Duggan then played most of last season with a broken bone in his foot, limping to class without a protective boot to avoid having pictures taken and posted on social media.

“I don’t think a lot of people know I didn’t practice at all,” he said. “So I literally would just stand there and then Saturday, I’d get shot up and hopefully try to gut it out. So it was it was pretty difficult.”

Even though he is a senior who has played four seasons, Duggan still has another year of eligibility since 2020 didn’t count against any player. He insists he hasn’t really thought about if he will enroll in graduate classes and return to play again next season, though he will have to decide soon.

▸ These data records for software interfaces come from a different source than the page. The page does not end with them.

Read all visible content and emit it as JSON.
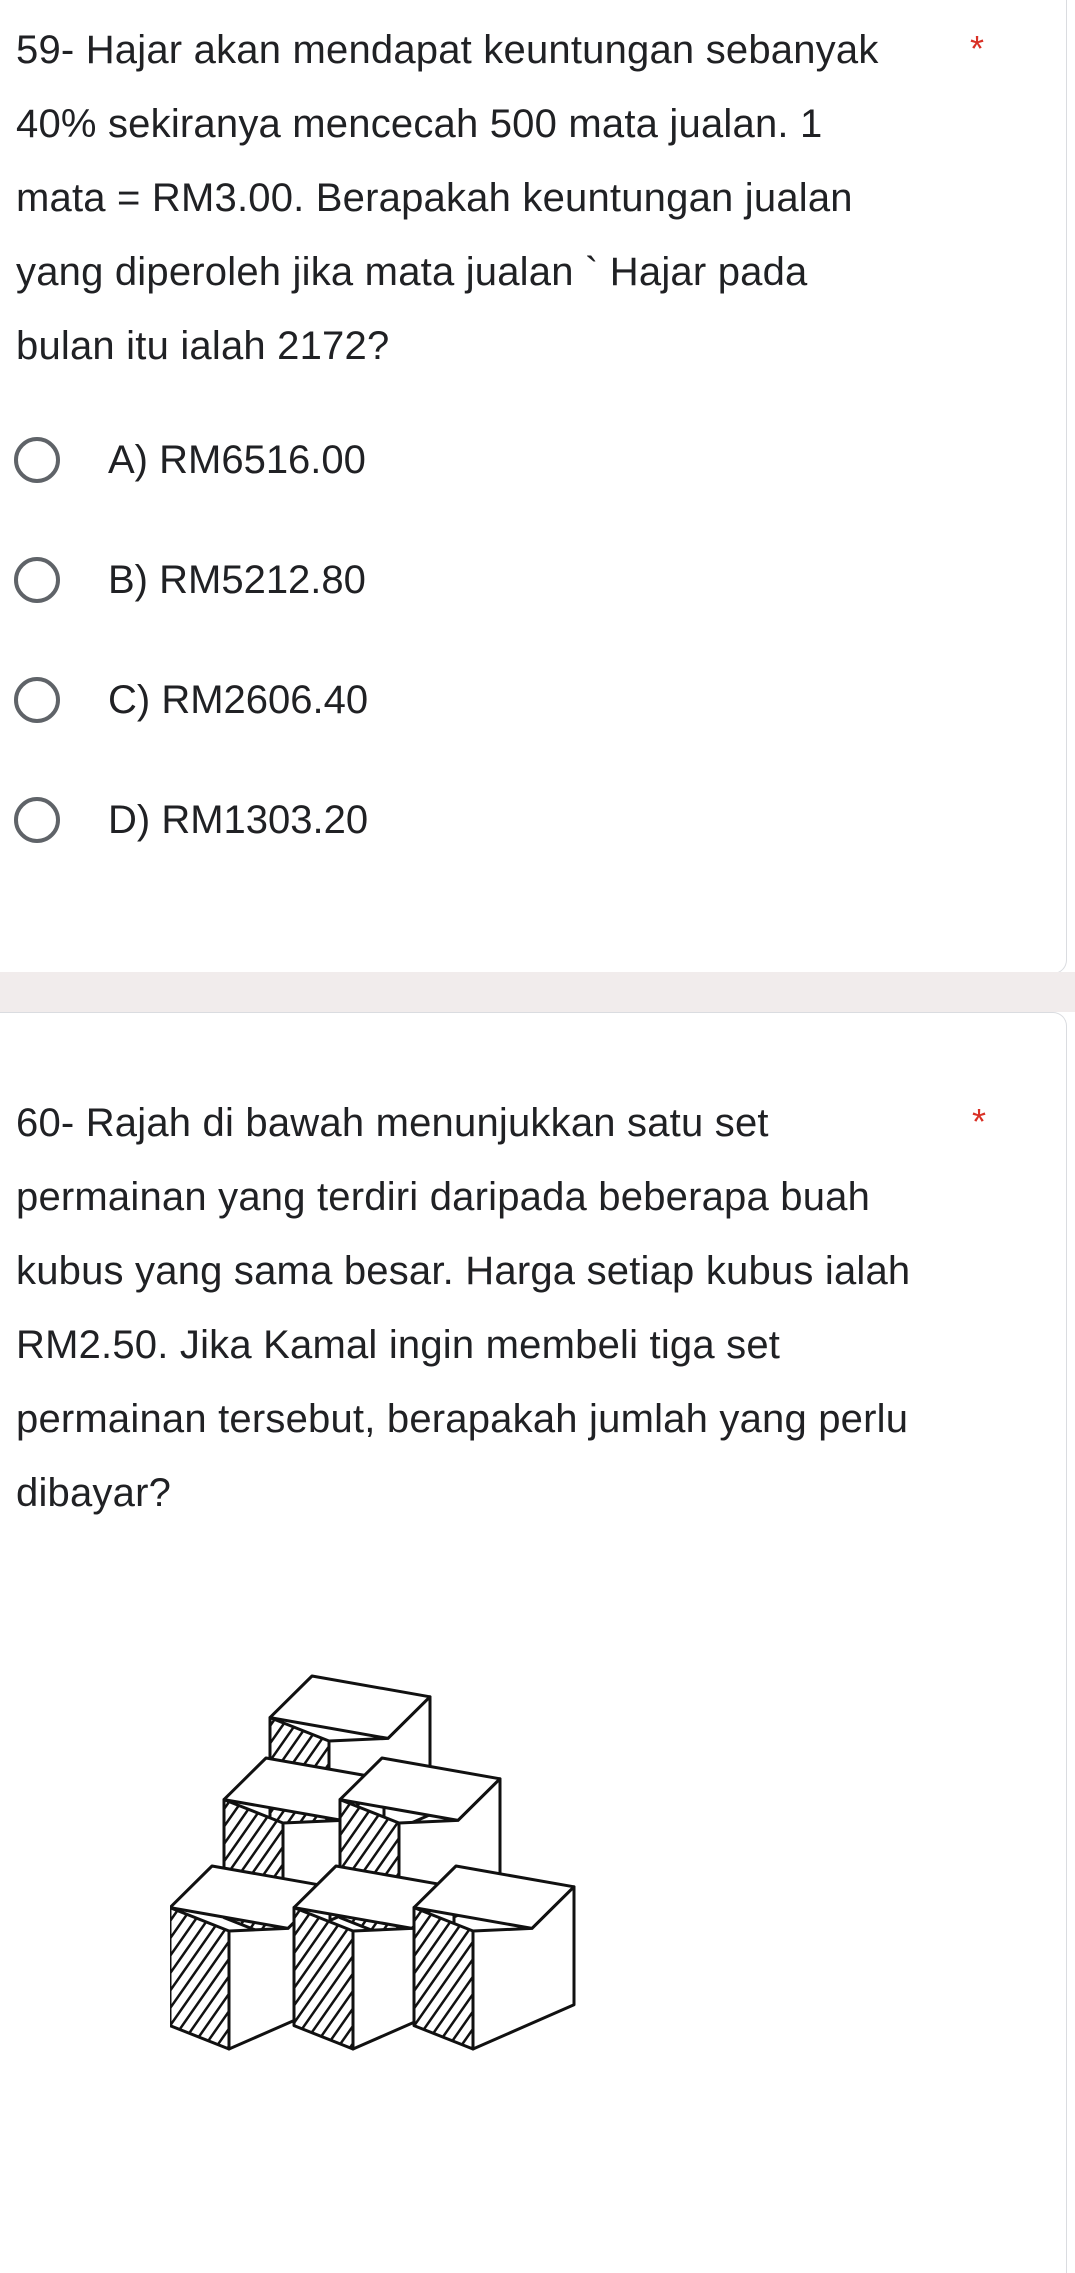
{
  "q59": {
    "text": "59- Hajar akan mendapat keuntungan sebanyak 40% sekiranya mencecah 500 mata jualan. 1 mata = RM3.00. Berapakah keuntungan jualan yang diperoleh jika mata jualan ` Hajar pada bulan itu ialah 2172?",
    "required": "*",
    "options": [
      {
        "label": "A) RM6516.00"
      },
      {
        "label": "B) RM5212.80"
      },
      {
        "label": "C) RM2606.40"
      },
      {
        "label": "D) RM1303.20"
      }
    ]
  },
  "q60": {
    "text": "60- Rajah di bawah menunjukkan satu set permainan yang terdiri daripada beberapa buah kubus yang sama besar. Harga setiap kubus ialah RM2.50. Jika Kamal ingin membeli tiga set permainan tersebut, berapakah jumlah yang perlu dibayar?",
    "required": "*",
    "figure": "cube-stack-diagram"
  }
}
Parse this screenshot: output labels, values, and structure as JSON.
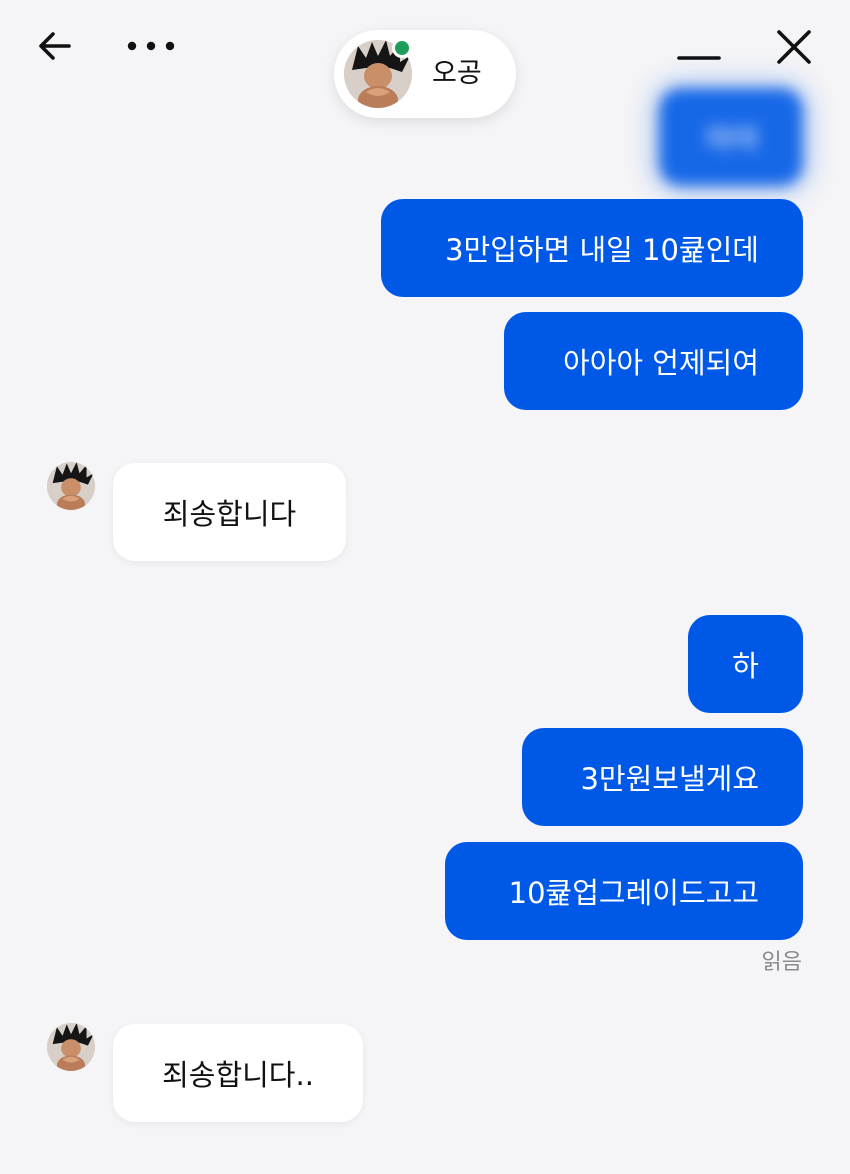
{
  "header": {
    "back_icon": "arrow-left-icon",
    "more_icon": "more-horizontal-icon",
    "minimize_icon": "minimize-icon",
    "close_icon": "close-icon",
    "contact_name": "오공",
    "status": "online",
    "status_color": "#1e9c5a"
  },
  "colors": {
    "my_bubble": "#0059e6",
    "their_bubble": "#ffffff",
    "background": "#f5f5f7"
  },
  "messages": [
    {
      "sender": "me",
      "text": "아아"
    },
    {
      "sender": "me",
      "text": "3만입하면 내일 10큝인데"
    },
    {
      "sender": "me",
      "text": "아아아 언제되여"
    },
    {
      "sender": "them",
      "text": "죄송합니다"
    },
    {
      "sender": "me",
      "text": "하"
    },
    {
      "sender": "me",
      "text": "3만원보낼게요"
    },
    {
      "sender": "me",
      "text": "10큝업그레이드고고"
    },
    {
      "sender": "them",
      "text": "죄송합니다.."
    }
  ],
  "read_receipt": "읽음"
}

The business major graduates Dec. 17, two weeks after the Big 12 title game and exactly one month before the start of TCU’s spring semester.

“I really don’t know,” he said. “It really never crossed my anything. I’ve just been focused on too many other things.”

Like winning games.